Campbell Roberts is confident gateway markets will return to prominence after the pandemic, noting the historical resilience of New York through outbreaks of yellow fever, cholera and the 1918 global flu pandemic. But she notes that doing so will require considerable budget reconciliation and structural reforms. “Gateway cities were already being reborn and now, more than ever, they need to be,” she says. “A lot of whether or not this is successful depends on cities having adequate funding and leadership. In the short term, they are challenged. But if we get balanced budgets, funding from the Federal Reserve and other support, cities five years from now certainly can thrive.”

Despite the myriad issues facing gateway cities, some institutional investors remain steadfastly committed to the metropolis. “There are short-term phenomena that are leading to suburban residential and satellite office preferences,” said GPIF’s Hideto. “We recognize and accept it. But when talking about demographics, education and labor forces, these trends I believe will not see much change in the long term and so I’m still a believer in gateway cities, in developed urban areas.”
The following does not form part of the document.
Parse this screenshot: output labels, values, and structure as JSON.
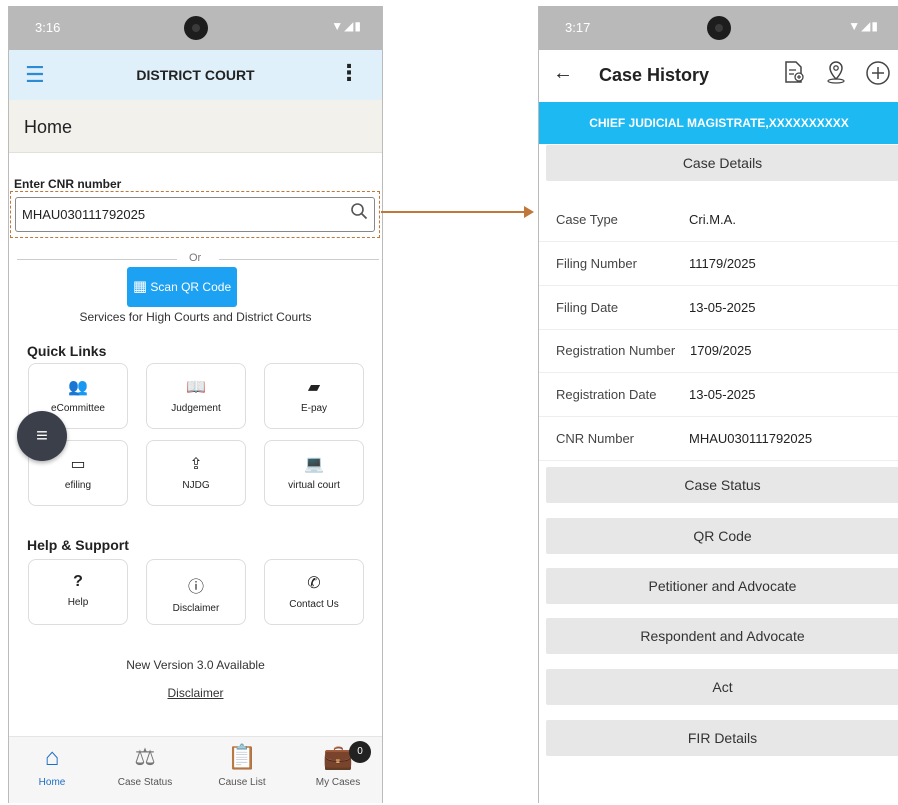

Big Apple

Zoom zoom: workers who can are rushing to cheaper locales.

Large corporations have not turned their back on these markets either. Facebook, Apple, Amazon, Netflix and Google, five of the largest companies in the world by market capitalization, have all signed major leases in New York City during the past year. These range from Apple’s 220,000-square-foot lease at 11 Penn Plaza to Google’s 1.3 million-square-foot commitment to the St John’s Terminal building.

It is still too early to say how much of an impact the covid pandemic has had on workforce migration. Data compiled by moving company Hire A Helper show that 15 percent of moves during the first half of the year were made directly because of the coronavirus. Large metropolitan areas saw the biggest net out-migration in that analysis, but overall volumes were below that of a typical year.

APG’s Hason says much of the fallout from  covid-19 will not be known until after a vaccine becomes widely available, or the population develops herd immunity, which means it is too soon to make any sweeping changes to investment strategies. “The de-urbanization theme is present in the marketplace,” he says. “But we don’t know if it’s a trend yet. My feeling is within two years we may be having a re-urbanization discussion. Every time people have bet against big cities, they have been wrong in the long term.”